EXERCISE DETAILS -
Print out the data exactly, keeping every image out of it.

[Start of Attachment]

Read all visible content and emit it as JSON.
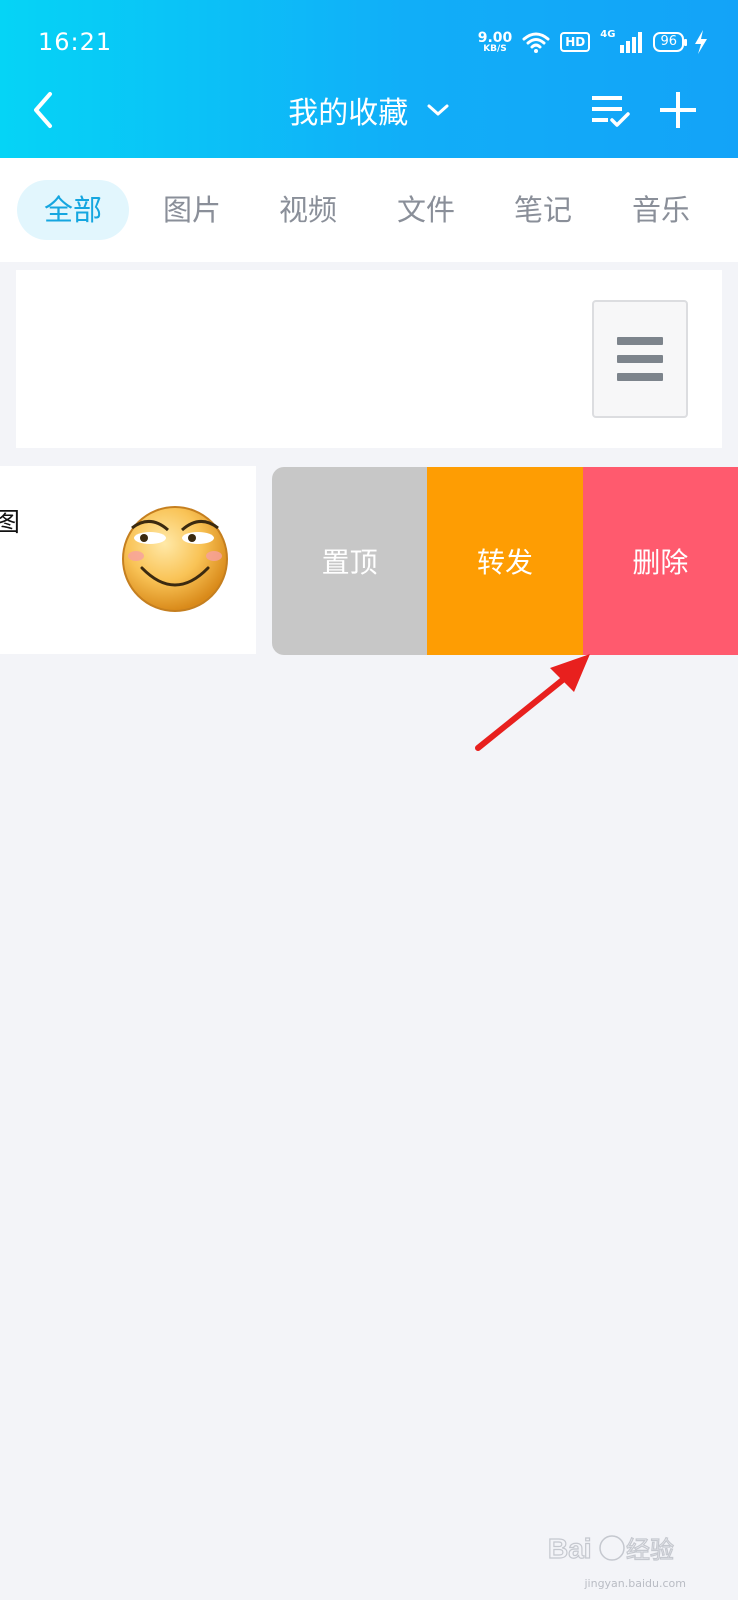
{
  "status_bar": {
    "time": "16:21",
    "net_speed_value": "9.00",
    "net_speed_unit": "KB/S",
    "hd_label": "HD",
    "signal_label": "4G",
    "battery": "96"
  },
  "header": {
    "title": "我的收藏"
  },
  "tabs": [
    {
      "label": "全部",
      "active": true
    },
    {
      "label": "图片",
      "active": false
    },
    {
      "label": "视频",
      "active": false
    },
    {
      "label": "文件",
      "active": false
    },
    {
      "label": "笔记",
      "active": false
    },
    {
      "label": "音乐",
      "active": false
    }
  ],
  "items": {
    "partial_text": "图"
  },
  "swipe_actions": {
    "pin": "置顶",
    "forward": "转发",
    "delete": "删除"
  },
  "watermark": {
    "brand": "Baidu 经验",
    "url": "jingyan.baidu.com"
  },
  "colors": {
    "header_gradient_start": "#05d4f6",
    "header_gradient_end": "#13a3f8",
    "tab_active_text": "#15a6e0",
    "pin_bg": "#c7c7c7",
    "forward_bg": "#fe9d03",
    "delete_bg": "#ff5a6e",
    "arrow": "#e8201e"
  }
}
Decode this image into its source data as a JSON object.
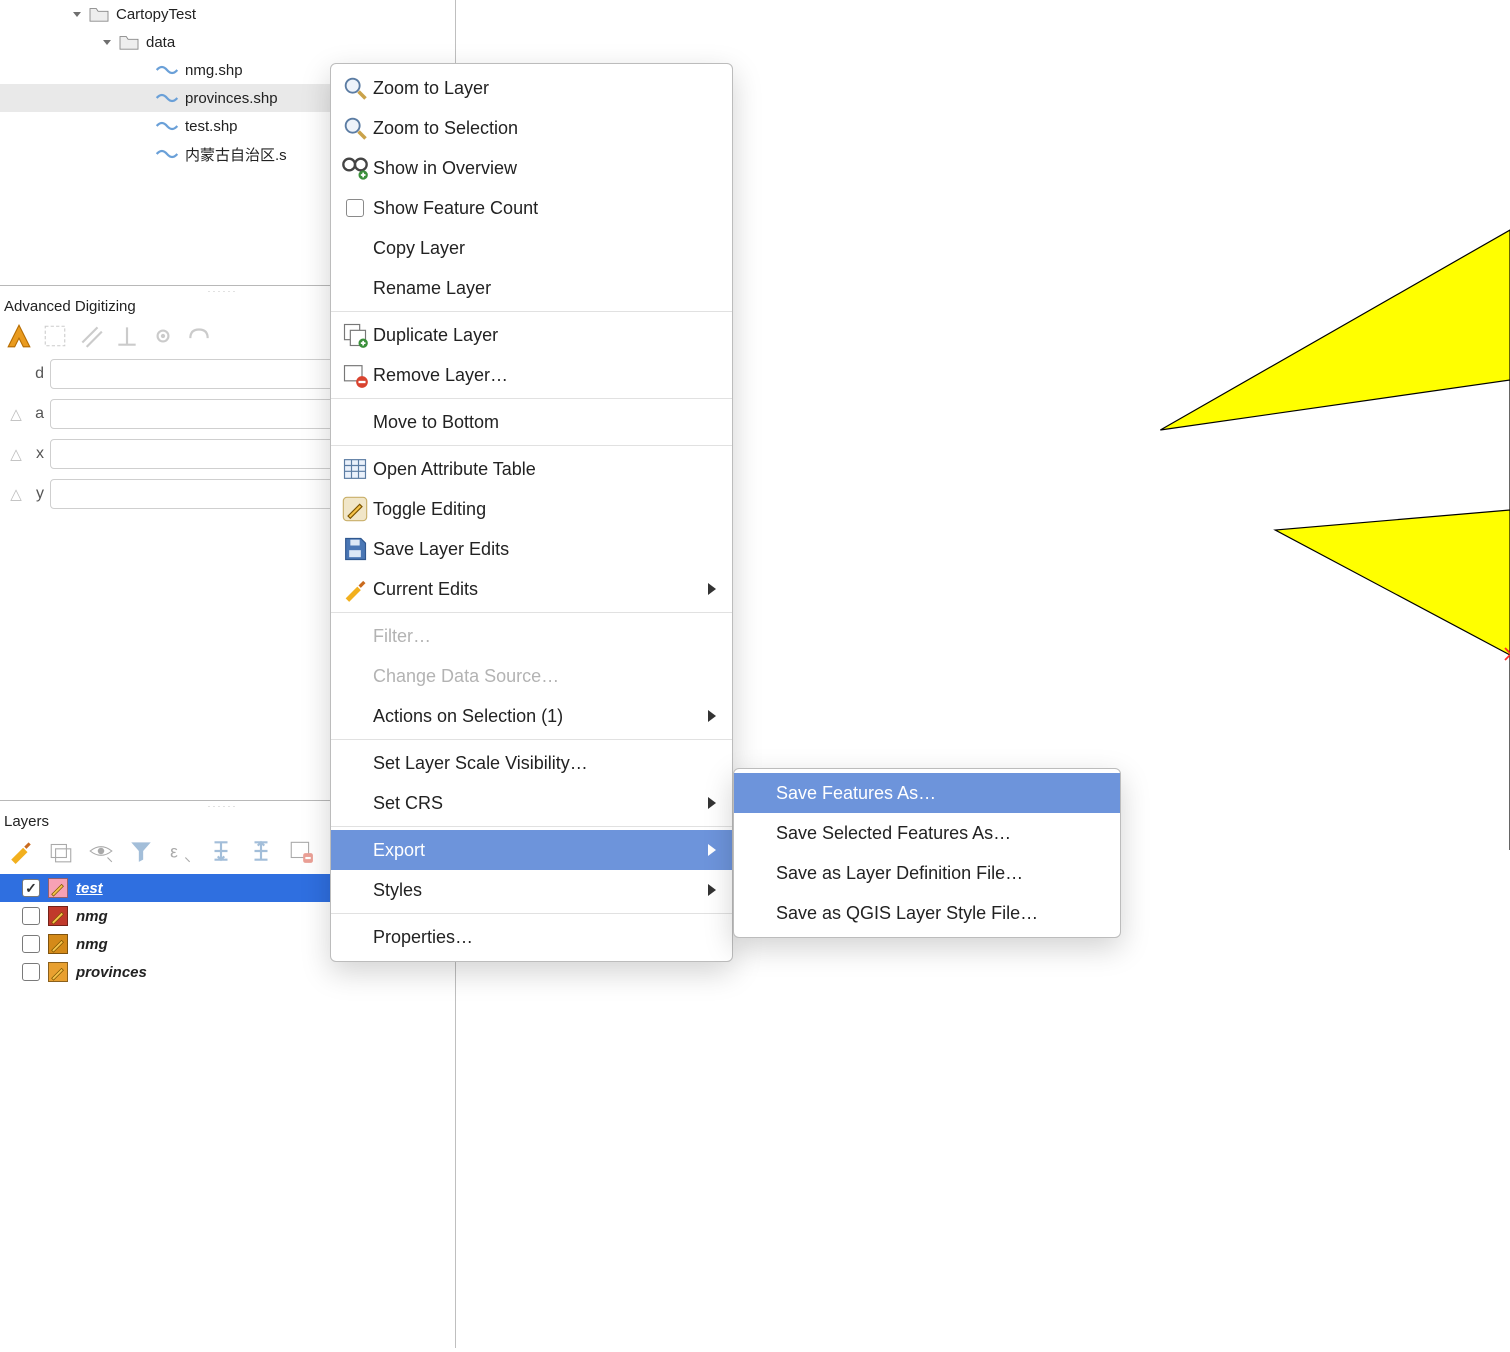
{
  "browser": {
    "items": [
      {
        "indent": 70,
        "kind": "folder",
        "name": "CartopyTest",
        "expanded": true
      },
      {
        "indent": 100,
        "kind": "folder",
        "name": "data",
        "expanded": true
      },
      {
        "indent": 155,
        "kind": "shp",
        "name": "nmg.shp"
      },
      {
        "indent": 155,
        "kind": "shp",
        "name": "provinces.shp",
        "selected": true
      },
      {
        "indent": 155,
        "kind": "shp",
        "name": "test.shp"
      },
      {
        "indent": 155,
        "kind": "shp",
        "name": "内蒙古自治区.shp",
        "truncated": "内蒙古自治区.s"
      }
    ]
  },
  "adv": {
    "title": "Advanced Digitizing",
    "rows": [
      {
        "label": "d",
        "value": "",
        "lock": false
      },
      {
        "label": "a",
        "value": "",
        "lock": true
      },
      {
        "label": "x",
        "value": "",
        "lock": true
      },
      {
        "label": "y",
        "value": "",
        "lock": true
      }
    ]
  },
  "layers": {
    "title": "Layers",
    "items": [
      {
        "name": "test",
        "checked": true,
        "selected": true,
        "fill": "#f7a1b4"
      },
      {
        "name": "nmg",
        "checked": false,
        "selected": false,
        "fill": "#c1392b"
      },
      {
        "name": "nmg",
        "checked": false,
        "selected": false,
        "fill": "#d48a19"
      },
      {
        "name": "provinces",
        "checked": false,
        "selected": false,
        "fill": "#e8a030"
      }
    ]
  },
  "menu": {
    "items": [
      {
        "icon": "zoom-layer",
        "label": "Zoom to Layer"
      },
      {
        "icon": "zoom-select",
        "label": "Zoom to Selection"
      },
      {
        "icon": "overview",
        "label": "Show in Overview"
      },
      {
        "icon": "checkbox",
        "label": "Show Feature Count"
      },
      {
        "icon": "",
        "label": "Copy Layer"
      },
      {
        "icon": "",
        "label": "Rename Layer"
      },
      {
        "sep": true
      },
      {
        "icon": "duplicate",
        "label": "Duplicate Layer"
      },
      {
        "icon": "remove",
        "label": "Remove Layer…"
      },
      {
        "sep": true
      },
      {
        "icon": "",
        "label": "Move to Bottom"
      },
      {
        "sep": true
      },
      {
        "icon": "table",
        "label": "Open Attribute Table"
      },
      {
        "icon": "edit-toggle",
        "label": "Toggle Editing"
      },
      {
        "icon": "save",
        "label": "Save Layer Edits"
      },
      {
        "icon": "current-edits",
        "label": "Current Edits",
        "submenu": true
      },
      {
        "sep": true
      },
      {
        "icon": "",
        "label": "Filter…",
        "disabled": true
      },
      {
        "icon": "",
        "label": "Change Data Source…",
        "disabled": true
      },
      {
        "icon": "",
        "label": "Actions on Selection (1)",
        "submenu": true
      },
      {
        "sep": true
      },
      {
        "icon": "",
        "label": "Set Layer Scale Visibility…"
      },
      {
        "icon": "",
        "label": "Set CRS",
        "submenu": true
      },
      {
        "sep": true
      },
      {
        "icon": "",
        "label": "Export",
        "submenu": true,
        "highlight": true
      },
      {
        "icon": "",
        "label": "Styles",
        "submenu": true
      },
      {
        "sep": true
      },
      {
        "icon": "",
        "label": "Properties…"
      }
    ],
    "sub": [
      {
        "label": "Save Features As…",
        "highlight": true
      },
      {
        "label": "Save Selected Features As…"
      },
      {
        "label": "Save as Layer Definition File…"
      },
      {
        "label": "Save as QGIS Layer Style File…"
      }
    ]
  }
}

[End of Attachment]

REPLY TO THE EXERCISE -
Read all visible content and emit it as JSON.
{
  "status_bar": {
    "time": "16:21",
    "net_speed_value": "9.00",
    "net_speed_unit": "KB/S",
    "hd_label": "HD",
    "signal_label": "4G",
    "battery": "96"
  },
  "header": {
    "title": "我的收藏"
  },
  "tabs": [
    {
      "label": "全部",
      "active": true
    },
    {
      "label": "图片",
      "active": false
    },
    {
      "label": "视频",
      "active": false
    },
    {
      "label": "文件",
      "active": false
    },
    {
      "label": "笔记",
      "active": false
    },
    {
      "label": "音乐",
      "active": false
    }
  ],
  "items": {
    "partial_text": "图"
  },
  "swipe_actions": {
    "pin": "置顶",
    "forward": "转发",
    "delete": "删除"
  },
  "watermark": {
    "brand": "Baidu 经验",
    "url": "jingyan.baidu.com"
  },
  "colors": {
    "header_gradient_start": "#05d4f6",
    "header_gradient_end": "#13a3f8",
    "tab_active_text": "#15a6e0",
    "pin_bg": "#c7c7c7",
    "forward_bg": "#fe9d03",
    "delete_bg": "#ff5a6e",
    "arrow": "#e8201e"
  }
}
Decode this image into its source data as a JSON object.
{
  "browser": {
    "items": [
      {
        "indent": 70,
        "kind": "folder",
        "name": "CartopyTest",
        "expanded": true
      },
      {
        "indent": 100,
        "kind": "folder",
        "name": "data",
        "expanded": true
      },
      {
        "indent": 155,
        "kind": "shp",
        "name": "nmg.shp"
      },
      {
        "indent": 155,
        "kind": "shp",
        "name": "provinces.shp",
        "selected": true
      },
      {
        "indent": 155,
        "kind": "shp",
        "name": "test.shp"
      },
      {
        "indent": 155,
        "kind": "shp",
        "name": "内蒙古自治区.shp",
        "truncated": "内蒙古自治区.s"
      }
    ]
  },
  "adv": {
    "title": "Advanced Digitizing",
    "rows": [
      {
        "label": "d",
        "value": "",
        "lock": false
      },
      {
        "label": "a",
        "value": "",
        "lock": true
      },
      {
        "label": "x",
        "value": "",
        "lock": true
      },
      {
        "label": "y",
        "value": "",
        "lock": true
      }
    ]
  },
  "layers": {
    "title": "Layers",
    "items": [
      {
        "name": "test",
        "checked": true,
        "selected": true,
        "fill": "#f7a1b4"
      },
      {
        "name": "nmg",
        "checked": false,
        "selected": false,
        "fill": "#c1392b"
      },
      {
        "name": "nmg",
        "checked": false,
        "selected": false,
        "fill": "#d48a19"
      },
      {
        "name": "provinces",
        "checked": false,
        "selected": false,
        "fill": "#e8a030"
      }
    ]
  },
  "menu": {
    "items": [
      {
        "icon": "zoom-layer",
        "label": "Zoom to Layer"
      },
      {
        "icon": "zoom-select",
        "label": "Zoom to Selection"
      },
      {
        "icon": "overview",
        "label": "Show in Overview"
      },
      {
        "icon": "checkbox",
        "label": "Show Feature Count"
      },
      {
        "icon": "",
        "label": "Copy Layer"
      },
      {
        "icon": "",
        "label": "Rename Layer"
      },
      {
        "sep": true
      },
      {
        "icon": "duplicate",
        "label": "Duplicate Layer"
      },
      {
        "icon": "remove",
        "label": "Remove Layer…"
      },
      {
        "sep": true
      },
      {
        "icon": "",
        "label": "Move to Bottom"
      },
      {
        "sep": true
      },
      {
        "icon": "table",
        "label": "Open Attribute Table"
      },
      {
        "icon": "edit-toggle",
        "label": "Toggle Editing"
      },
      {
        "icon": "save",
        "label": "Save Layer Edits"
      },
      {
        "icon": "current-edits",
        "label": "Current Edits",
        "submenu": true
      },
      {
        "sep": true
      },
      {
        "icon": "",
        "label": "Filter…",
        "disabled": true
      },
      {
        "icon": "",
        "label": "Change Data Source…",
        "disabled": true
      },
      {
        "icon": "",
        "label": "Actions on Selection (1)",
        "submenu": true
      },
      {
        "sep": true
      },
      {
        "icon": "",
        "label": "Set Layer Scale Visibility…"
      },
      {
        "icon": "",
        "label": "Set CRS",
        "submenu": true
      },
      {
        "sep": true
      },
      {
        "icon": "",
        "label": "Export",
        "submenu": true,
        "highlight": true
      },
      {
        "icon": "",
        "label": "Styles",
        "submenu": true
      },
      {
        "sep": true
      },
      {
        "icon": "",
        "label": "Properties…"
      }
    ],
    "sub": [
      {
        "label": "Save Features As…",
        "highlight": true
      },
      {
        "label": "Save Selected Features As…"
      },
      {
        "label": "Save as Layer Definition File…"
      },
      {
        "label": "Save as QGIS Layer Style File…"
      }
    ]
  }
}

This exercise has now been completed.